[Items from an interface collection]
╔══

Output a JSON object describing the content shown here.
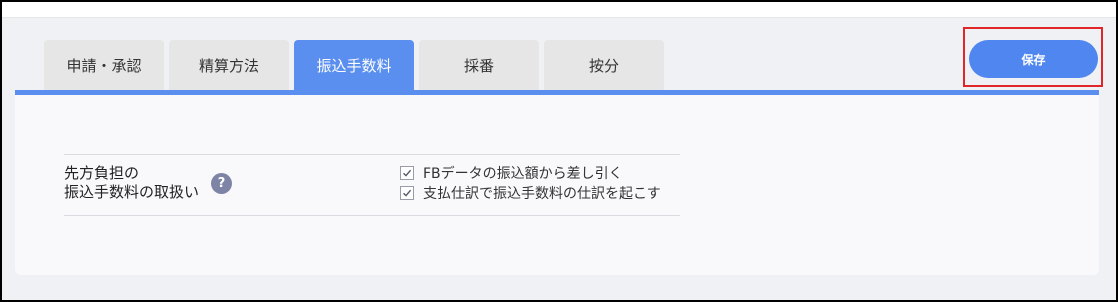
{
  "tabs": [
    {
      "label": "申請・承認",
      "active": false
    },
    {
      "label": "精算方法",
      "active": false
    },
    {
      "label": "振込手数料",
      "active": true
    },
    {
      "label": "採番",
      "active": false
    },
    {
      "label": "按分",
      "active": false
    }
  ],
  "toolbar": {
    "save_label": "保存"
  },
  "setting": {
    "label_line1": "先方負担の",
    "label_line2": "振込手数料の取扱い",
    "help_icon": "question-icon",
    "help_glyph": "?",
    "options": [
      {
        "label": "FBデータの振込額から差し引く",
        "checked": true
      },
      {
        "label": "支払仕訳で振込手数料の仕訳を起こす",
        "checked": true
      }
    ]
  },
  "colors": {
    "accent": "#5a8ff0",
    "save_button": "#4f86f0",
    "highlight": "#e1262a",
    "help_icon": "#7e84a6"
  }
}
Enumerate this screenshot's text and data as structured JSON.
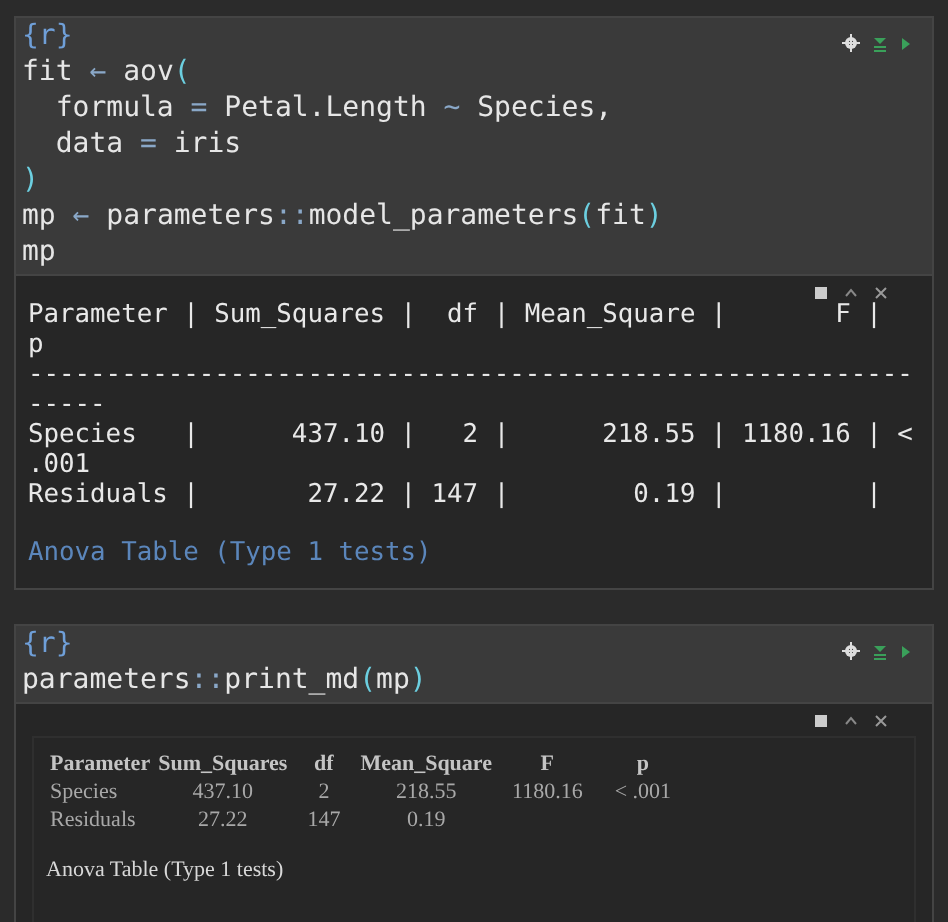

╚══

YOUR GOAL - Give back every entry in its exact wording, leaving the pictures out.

RESULT FOR THIS EXERCISE -
Output a JSON object describing the content shown here.
{
  "tabs": [
    {
      "label": "申請・承認",
      "active": false
    },
    {
      "label": "精算方法",
      "active": false
    },
    {
      "label": "振込手数料",
      "active": true
    },
    {
      "label": "採番",
      "active": false
    },
    {
      "label": "按分",
      "active": false
    }
  ],
  "toolbar": {
    "save_label": "保存"
  },
  "setting": {
    "label_line1": "先方負担の",
    "label_line2": "振込手数料の取扱い",
    "help_icon": "question-icon",
    "help_glyph": "?",
    "options": [
      {
        "label": "FBデータの振込額から差し引く",
        "checked": true
      },
      {
        "label": "支払仕訳で振込手数料の仕訳を起こす",
        "checked": true
      }
    ]
  },
  "colors": {
    "accent": "#5a8ff0",
    "save_button": "#4f86f0",
    "highlight": "#e1262a",
    "help_icon": "#7e84a6"
  }
}
Enumerate this screenshot's text and data as structured JSON.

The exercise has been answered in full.